One of the misconceptions with MH is that it's no longer being worked on. While the release code has not changed since December of 2008, the development code has (1718 as of June 2010, 1780 as of Nov 2010). This gives people the wrong idea that MH is no longer being developed. Another reason for the fork is to remove a major chunk of Perl code in the main section of MH which which should reside else where. This change may cause a certain amount of breakage and I wouldn't want MH's reputation to be damaged while these changes are taking place. Finally one of the major goals of DH is to build DH/MH such that it runs on an embedded system better. Embedded systems typically run and restricted resources such as smaller CPUs, less RAM and less storage (or read-only storage). Even though today's modern flash technology can handle being written to constantly it would still be nice if the software didn't write to it unnecessarily (e.g., log entries sent out via syslog to a logging server while the most recent entries are queued in RAM).

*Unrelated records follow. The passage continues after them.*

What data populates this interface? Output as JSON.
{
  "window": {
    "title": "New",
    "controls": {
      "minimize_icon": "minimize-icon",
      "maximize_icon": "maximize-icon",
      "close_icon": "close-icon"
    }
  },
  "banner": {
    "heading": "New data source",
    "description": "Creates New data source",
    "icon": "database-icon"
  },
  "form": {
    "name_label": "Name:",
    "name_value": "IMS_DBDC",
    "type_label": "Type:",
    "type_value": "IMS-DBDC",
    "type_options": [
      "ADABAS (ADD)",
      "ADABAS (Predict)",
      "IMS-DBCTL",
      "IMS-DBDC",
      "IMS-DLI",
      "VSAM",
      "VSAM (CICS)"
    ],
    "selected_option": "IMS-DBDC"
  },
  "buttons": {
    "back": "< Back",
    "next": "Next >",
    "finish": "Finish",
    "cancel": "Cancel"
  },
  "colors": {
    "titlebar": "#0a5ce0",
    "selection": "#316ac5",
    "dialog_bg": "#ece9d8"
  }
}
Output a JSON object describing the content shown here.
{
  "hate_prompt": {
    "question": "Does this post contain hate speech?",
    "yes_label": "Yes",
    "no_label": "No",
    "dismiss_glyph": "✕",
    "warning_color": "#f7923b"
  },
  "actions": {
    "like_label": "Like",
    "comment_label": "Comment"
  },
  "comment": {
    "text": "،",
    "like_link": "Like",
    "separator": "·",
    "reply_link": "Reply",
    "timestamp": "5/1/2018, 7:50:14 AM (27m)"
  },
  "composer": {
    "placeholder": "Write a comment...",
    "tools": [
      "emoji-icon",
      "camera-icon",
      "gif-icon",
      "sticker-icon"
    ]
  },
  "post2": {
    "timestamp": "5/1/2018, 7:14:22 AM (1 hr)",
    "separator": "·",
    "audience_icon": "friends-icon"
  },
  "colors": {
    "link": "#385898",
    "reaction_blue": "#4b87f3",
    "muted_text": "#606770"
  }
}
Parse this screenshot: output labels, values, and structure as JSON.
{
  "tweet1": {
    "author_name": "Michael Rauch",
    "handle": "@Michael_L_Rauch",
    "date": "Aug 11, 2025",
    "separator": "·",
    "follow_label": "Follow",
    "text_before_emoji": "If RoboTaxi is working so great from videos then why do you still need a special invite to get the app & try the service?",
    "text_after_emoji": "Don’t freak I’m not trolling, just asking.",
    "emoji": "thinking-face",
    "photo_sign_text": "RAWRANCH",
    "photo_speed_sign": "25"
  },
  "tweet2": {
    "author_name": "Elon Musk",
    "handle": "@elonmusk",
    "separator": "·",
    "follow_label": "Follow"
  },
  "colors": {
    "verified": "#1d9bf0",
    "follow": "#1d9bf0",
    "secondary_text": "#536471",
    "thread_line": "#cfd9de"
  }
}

  • Fork Misterhouse so the developers can produce release code in addition to svn code
  • Change software architecture while retaining as much backward compatibility as is reasonable
  • Remove legacy code from the main code thread in Misterhouse and put it into the library modules where it belongs
  • Lighten resource intensity for embedded systems.
  • Eventually unfork DH into MisterHouse (or vice versa)


Lately I've become of habit to make my notes available on the WWW so I can more easily retrieve them when I'm not home. This page is no exception. Undestand that much of it will be my random musing on material I have no understanding of. So the criticisms will not be valid but will remain until I understand them or correct them.

The current MisterHouse code is an 18 (1992) year effort to create a flexible Home Automation package. This effort has been quite successful. Unfortunatley from inside the code you can see the coding of several different architects. This has lead to some code bloat and, in my opinion, some bad code practices (there are 50 Perl Modules being included, such as X10, Caller ID and LCD). Much of this code belongs in the library modules and not the main Perl code.

Originally MH was designed around X10 and the X10 CM11A. Some effort has been made to correct this (the Dummy Device interface for example). This is a huge step in the correct direction and hopefully I can wrap my head around this arch. to the point where I can pull out all the X10 and CM11A code from the main Perl code and still support the CM11A and X10 device or not (in case I decide to use Insteon or X-Wave).

The first begin of MH contains a lot of the version code. The next section contains a lot of var and module use commands (do we need a lot of these modules?). There is an odd eval "use BSC" command midway. Then a little bit further down there are some xxx::startup commands (these don't in here). Then some serial port processing but why is weeder, cm11a, ti103, HomeVision, Marrick, HomeBase, NCPUXA, and CM17A code in here? There are a bunch of TK commands (which I'll need to remove for the embedded system).


Misterhouse on the Sheeva Plug computer.

I've posted on my blog that I managed to get Misterhouse (MH) running on my Sheeva Plug computer. Basically you can load MH on the computer, load Perl and a few modules and MH will run with no modifications. But MH is meant to run on a computer with a hard drive not a flash drive. So a few steps should be taken to make sure the Plug has a long life.

Note there is a Misterhouse Wiki page that describes putting MH on an NSLU and the Sheeva Plug. I'll update those pages when I get a chance.

Step by step

  • First upgrade your Sheeva to the Ubuntu distribution (follow directions found on the Plug Computer site.
  • cd <path_to_mh_directory>
  • svn checkout mh
  • cd mh
  • wget
  • chmod a+x
  • ./
  • cd ..
  • date=$(date +%Y%m%d)
  • tar zcvf mh-${date}.tgz mh

Sheeva Plug drivers

The default kernel and the Ubuntu kernels don't come with many drivers installed so if you add a USB device you man need to hunt down the appropriate driver for your Kernel. First determine the release of you kernel (uname -r). Then visit the link below and find the matching sub directory and then the appropriate drivers.

I eventually hope to compile my own kernel and maybe even build my own distribution but at the moment that's a lot of work in progress.